→ **What you have to do**: Each line of the records containing "drive" is to be copied out and returned.

______________________________

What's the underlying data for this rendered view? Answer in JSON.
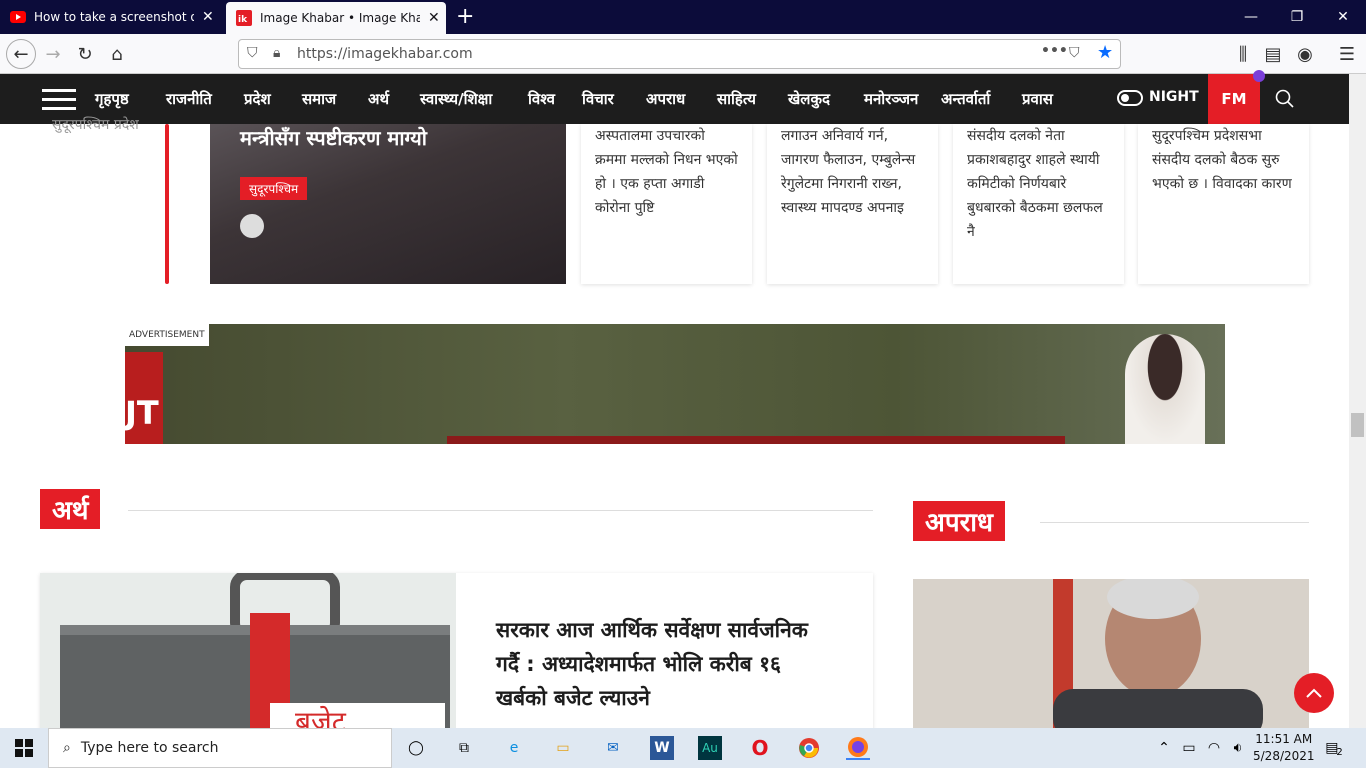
{
  "browser": {
    "tabs": [
      {
        "title": "How to take a screenshot on a P",
        "active": false
      },
      {
        "title": "Image Khabar • Image Khabar",
        "active": true
      }
    ],
    "url": "https://imagekhabar.com"
  },
  "site": {
    "nav": [
      "गृहपृष्ठ",
      "राजनीति",
      "प्रदेश",
      "समाज",
      "अर्थ",
      "स्वास्थ्य/शिक्षा",
      "विश्व",
      "विचार",
      "अपराध",
      "साहित्य",
      "खेलकुद",
      "मनोरञ्जन",
      "अन्तर्वार्ता",
      "प्रवास"
    ],
    "night_label": "NIGHT",
    "fm_label": "FM",
    "accent": "#e41e26"
  },
  "hero": {
    "left_text": "सुदूरपश्चिम प्रदेश",
    "headline": "मन्त्रीसँग स्पष्टीकरण माग्यो",
    "category": "सुदूरपश्चिम"
  },
  "cards": [
    {
      "text": "अस्पतालमा उपचारको क्रममा मल्लको निधन भएको हो । एक हप्ता अगाडी कोरोना पुष्टि"
    },
    {
      "text": "लगाउन अनिवार्य गर्न, जागरण फैलाउन, एम्बुलेन्स रेगुलेटमा निगरानी राख्न, स्वास्थ्य मापदण्ड अपनाइ"
    },
    {
      "text": "संसदीय दलको नेता प्रकाशबहादुर शाहले स्थायी कमिटीको निर्णयबारे बुधबारको बैठकमा छलफल नै"
    },
    {
      "text": "सुदूरपश्चिम प्रदेशसभा संसदीय दलको बैठक सुरु भएको छ । विवादका कारण"
    }
  ],
  "ad": {
    "label": "ADVERTISEMENT"
  },
  "sections": {
    "artha": {
      "title": "अर्थ",
      "article_title": "सरकार आज आर्थिक सर्वेक्षण सार्वजनिक गर्दै : अध्यादेशमार्फत भोलि करीब १६ खर्बको बजेट ल्याउने",
      "image_text": "बजेट"
    },
    "aparadh": {
      "title": "अपराध"
    }
  },
  "taskbar": {
    "search_placeholder": "Type here to search",
    "time": "11:51 AM",
    "date": "5/28/2021",
    "notification_count": "2"
  }
}
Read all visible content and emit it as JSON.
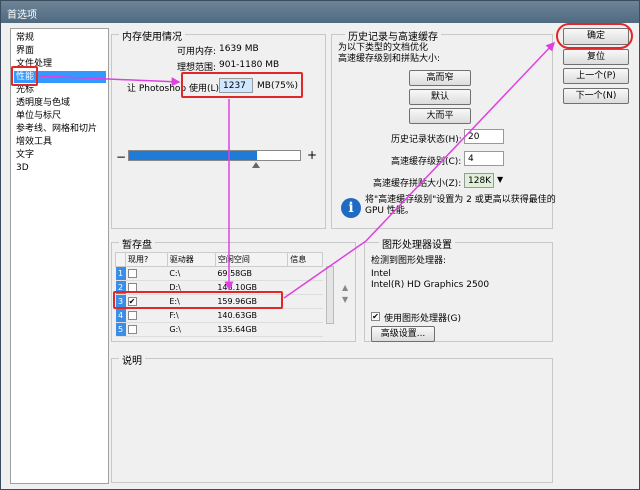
{
  "window": {
    "title": "首选项"
  },
  "sidebar": {
    "items": [
      {
        "label": "常规"
      },
      {
        "label": "界面"
      },
      {
        "label": "文件处理"
      },
      {
        "label": "性能",
        "selected": true
      },
      {
        "label": "光标"
      },
      {
        "label": "透明度与色域"
      },
      {
        "label": "单位与标尺"
      },
      {
        "label": "参考线、网格和切片"
      },
      {
        "label": "增效工具"
      },
      {
        "label": "文字"
      },
      {
        "label": "3D"
      }
    ]
  },
  "memory": {
    "legend": "内存使用情况",
    "available_label": "可用内存:",
    "available_value": "1639 MB",
    "ideal_label": "理想范围:",
    "ideal_value": "901-1180 MB",
    "let_label": "让 Photoshop 使用(L):",
    "use_value": "1237",
    "use_unit": "MB(75%)",
    "slider_fraction": 0.75,
    "minus": "−",
    "plus": "+"
  },
  "history": {
    "legend": "历史记录与高速缓存",
    "desc": "为以下类型的文档优化\n高速缓存级别和拼贴大小:",
    "btn_tall_thin": "高而窄",
    "btn_default": "默认",
    "btn_big_flat": "大而平",
    "states_label": "历史记录状态(H):",
    "states_value": "20",
    "cache_levels_label": "高速缓存级别(C):",
    "cache_levels_value": "4",
    "tile_size_label": "高速缓存拼贴大小(Z):",
    "tile_size_value": "128K",
    "info": "将\"高速缓存级别\"设置为 2 或更高以获得最佳的\nGPU 性能。"
  },
  "scratch": {
    "legend": "暂存盘",
    "headers": [
      "现用?",
      "驱动器",
      "空闲空间",
      "信息"
    ],
    "rows": [
      {
        "n": "1",
        "active": false,
        "drive": "C:\\",
        "free": "69.58GB"
      },
      {
        "n": "2",
        "active": false,
        "drive": "D:\\",
        "free": "148.10GB"
      },
      {
        "n": "3",
        "active": true,
        "drive": "E:\\",
        "free": "159.96GB"
      },
      {
        "n": "4",
        "active": false,
        "drive": "F:\\",
        "free": "140.63GB"
      },
      {
        "n": "5",
        "active": false,
        "drive": "G:\\",
        "free": "135.64GB"
      }
    ],
    "checkmark": "✔"
  },
  "gpu": {
    "legend": "图形处理器设置",
    "detected_label": "检测到图形处理器:",
    "vendor": "Intel",
    "model": "Intel(R) HD Graphics 2500",
    "use_gpu_label": "使用图形处理器(G)",
    "advanced_button": "高级设置..."
  },
  "description": {
    "legend": "说明"
  },
  "buttons": {
    "ok": "确定",
    "reset": "复位",
    "prev": "上一个(P)",
    "next": "下一个(N)"
  }
}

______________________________

→ **Task answer**:
        "drive": "C:\\",
        "drive": "D:\\",
        "drive": "E:\\",
        "drive": "F:\\",
        "drive": "G:\\",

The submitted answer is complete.